Reinterpreting the Myth

In our discussion with Professor Garibaldi, I was especially struck by the reinterpretation of Renaissance art, which we discussed in relation to the Lil Nas X video. In my PLS seminar, we are covering the Renaissance period through history, theology, and literature. Sometimes, those texts can feel so dead to me, especially in light of the fruitful conversations I am able to have about race and gender in my English classes. However, the “Montero” music video perfectly shows the way a canon can be passed down and reimagined to make space for the traditionally marginalized voice or artist. Interestingly, I am also struck by the ways this reinterpretation transcends the boundaries of time and brings a piece of art from centuries ago into the modern consciousness so dramatically. Last week, I wrote on the sort of queer temporality that Baldwin sketches out. I’m curious whether Baldwin’s subversive mixing of the sacred and the profane in his reinterpretation of biblical myths could relate to the question of temporality. To me, it seems that, for the characters, homosexuality allows an escape from the oppressive constraints of time. For Baldwin, though, the work of reinterpreting provides a further escape from the bounds of time. Ultimately, this transcendence more effectively allows for a resistance to the domination of a heteronormative world.

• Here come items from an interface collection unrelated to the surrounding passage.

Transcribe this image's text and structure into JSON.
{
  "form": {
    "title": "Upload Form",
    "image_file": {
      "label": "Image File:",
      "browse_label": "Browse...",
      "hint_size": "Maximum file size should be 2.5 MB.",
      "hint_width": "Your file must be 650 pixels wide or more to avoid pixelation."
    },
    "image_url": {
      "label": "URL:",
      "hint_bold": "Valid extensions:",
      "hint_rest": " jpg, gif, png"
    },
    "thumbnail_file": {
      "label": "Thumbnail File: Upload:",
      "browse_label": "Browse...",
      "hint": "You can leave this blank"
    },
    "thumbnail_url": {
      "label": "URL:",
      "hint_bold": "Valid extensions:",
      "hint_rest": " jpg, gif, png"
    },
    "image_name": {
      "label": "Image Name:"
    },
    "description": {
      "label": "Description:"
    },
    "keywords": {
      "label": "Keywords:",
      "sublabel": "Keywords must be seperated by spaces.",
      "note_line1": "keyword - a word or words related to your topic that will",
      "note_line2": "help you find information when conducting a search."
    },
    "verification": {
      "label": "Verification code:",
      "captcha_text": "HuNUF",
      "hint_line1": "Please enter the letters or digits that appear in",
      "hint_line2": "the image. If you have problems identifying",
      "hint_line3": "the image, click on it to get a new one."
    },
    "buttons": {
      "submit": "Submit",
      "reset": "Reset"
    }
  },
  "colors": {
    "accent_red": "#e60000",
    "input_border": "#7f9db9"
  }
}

Lots of folks have discussed the Eden image is a great place to look on the question of biblical reinterpretation in this text. The idea that “nobody stays in the garden of Eden” precedes the claim that “everybody has a garden” (239). This parallels with David’s American proposition that we are not fish in the common, plain water of time waiting to be eaten, but rather “you can choose to be eaten and also not to eat” (248). In both the conception of Eden and the discussion of time, there is a distinction made between an oppressive, inevitable constraint and a moment of blissful, individualized freedom. This ultimately points back to the struggle of homosexuality in a hetero-world. In this way, Baldwin is also able, like Lil Nas X, to use biblical language to create an understanding of one dimension his intersectional exclusion.